(Interface dataset entries)
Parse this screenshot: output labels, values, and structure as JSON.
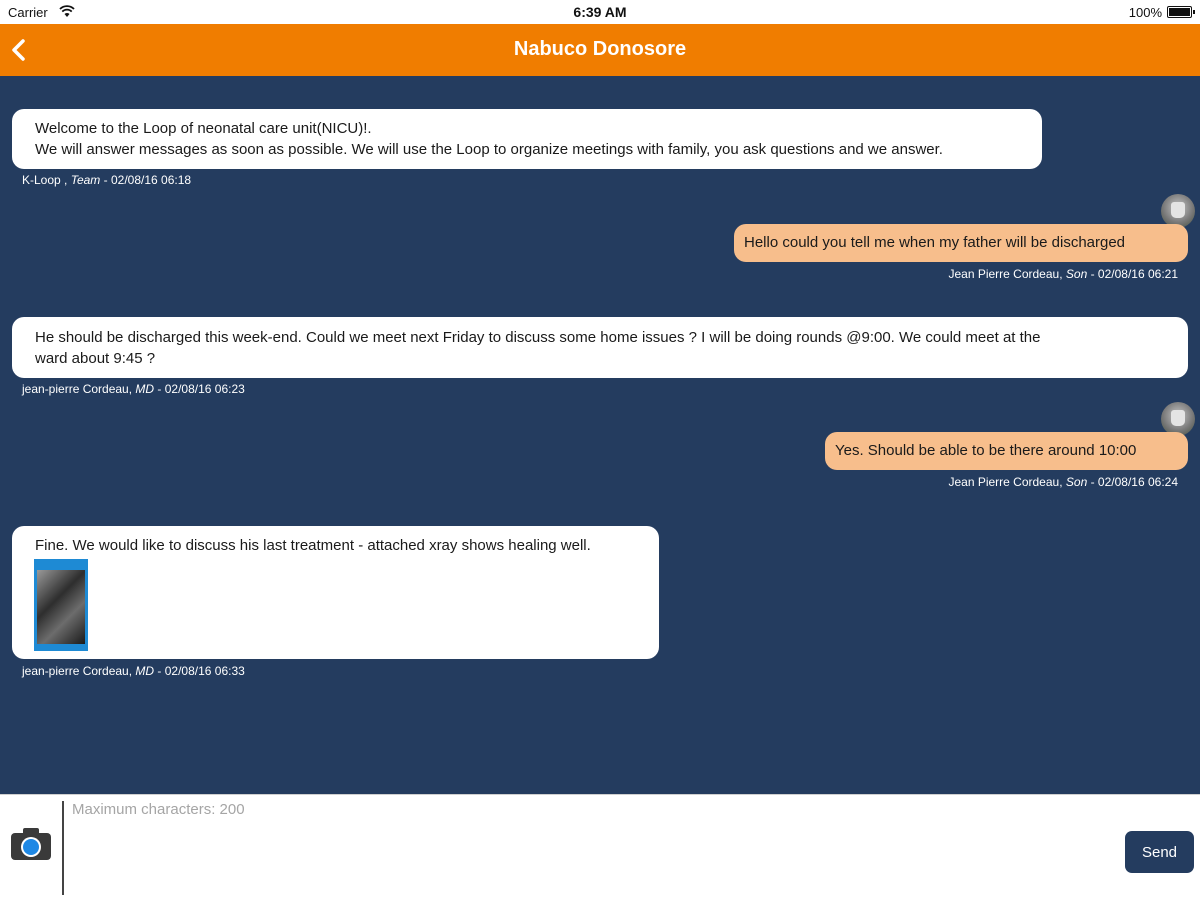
{
  "status_bar": {
    "carrier": "Carrier",
    "time": "6:39 AM",
    "battery": "100%"
  },
  "nav": {
    "title": "Nabuco Donosore",
    "back_icon": "chevron-left-icon"
  },
  "colors": {
    "nav_bg": "#f07d00",
    "chat_bg": "#243c5f",
    "incoming_bubble": "#ffffff",
    "outgoing_bubble": "#f7be8c",
    "send_button": "#243c5f"
  },
  "messages": [
    {
      "direction": "incoming",
      "lines": [
        "Welcome to the Loop of neonatal care unit(NICU)!.",
        "We will answer messages as soon as possible. We will use the Loop to organize meetings with family, you ask questions and we answer."
      ],
      "sender": "K-Loop ,",
      "role": "Team",
      "timestamp": "- 02/08/16 06:18"
    },
    {
      "direction": "outgoing",
      "lines": [
        "Hello could you tell me when my father will be discharged"
      ],
      "sender": "Jean Pierre Cordeau,",
      "role": "Son",
      "timestamp": "- 02/08/16 06:21"
    },
    {
      "direction": "incoming",
      "lines": [
        "He should be discharged this week-end. Could we meet next Friday to discuss some home issues ? I will be doing rounds @9:00. We could meet at the",
        "ward about 9:45 ?"
      ],
      "sender": "jean-pierre Cordeau,",
      "role": "MD",
      "timestamp": "- 02/08/16 06:23"
    },
    {
      "direction": "outgoing",
      "lines": [
        "Yes. Should be able to be there around 10:00"
      ],
      "sender": "Jean Pierre Cordeau,",
      "role": "Son",
      "timestamp": "- 02/08/16 06:24"
    },
    {
      "direction": "incoming",
      "lines": [
        "Fine. We would like to discuss his last treatment - attached xray shows healing well."
      ],
      "attachment": "xray-thumbnail",
      "sender": "jean-pierre Cordeau,",
      "role": "MD",
      "timestamp": "- 02/08/16 06:33"
    }
  ],
  "composer": {
    "placeholder": "Maximum characters: 200",
    "value": "",
    "send_label": "Send",
    "camera_icon": "camera-icon"
  }
}
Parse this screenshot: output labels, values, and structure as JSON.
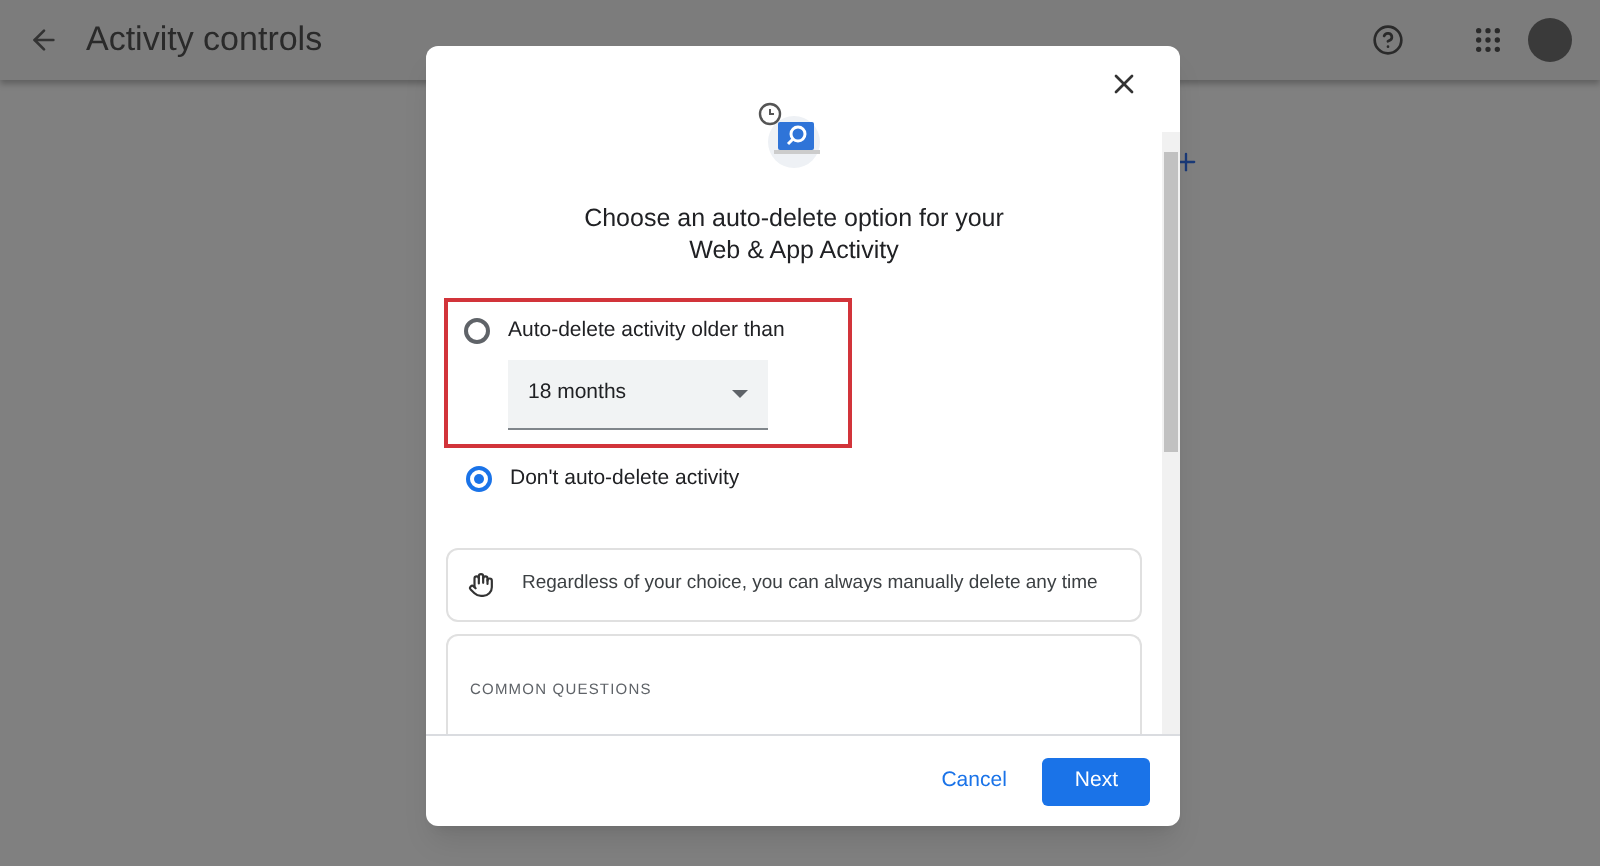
{
  "app_bar": {
    "title": "Activity controls"
  },
  "dialog": {
    "heading_lines": [
      "Choose an auto-delete option for your",
      "Web & App Activity"
    ],
    "options": [
      {
        "kind": "dropdown",
        "label": "Auto-delete activity older than",
        "selected": false,
        "value": "18 months",
        "highlighted": true
      },
      {
        "kind": "plain",
        "label": "Don't auto-delete activity",
        "selected": true,
        "highlighted": false
      }
    ],
    "info": "Regardless of your choice, you can always manually delete any time",
    "section_title": "COMMON QUESTIONS",
    "buttons": [
      {
        "kind": "text",
        "label": "Cancel"
      },
      {
        "kind": "filled",
        "label": "Next"
      }
    ]
  }
}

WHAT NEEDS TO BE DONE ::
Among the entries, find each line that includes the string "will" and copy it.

SOLVED PROBLEM ::
        "We will answer messages as soon as possible. We will use the Loop to organize meetings with family, you ask questions and we answer."
        "Hello could you tell me when my father will be discharged"
        "He should be discharged this week-end. Could we meet next Friday to discuss some home issues ? I will be doing rounds @9:00. We could meet at the",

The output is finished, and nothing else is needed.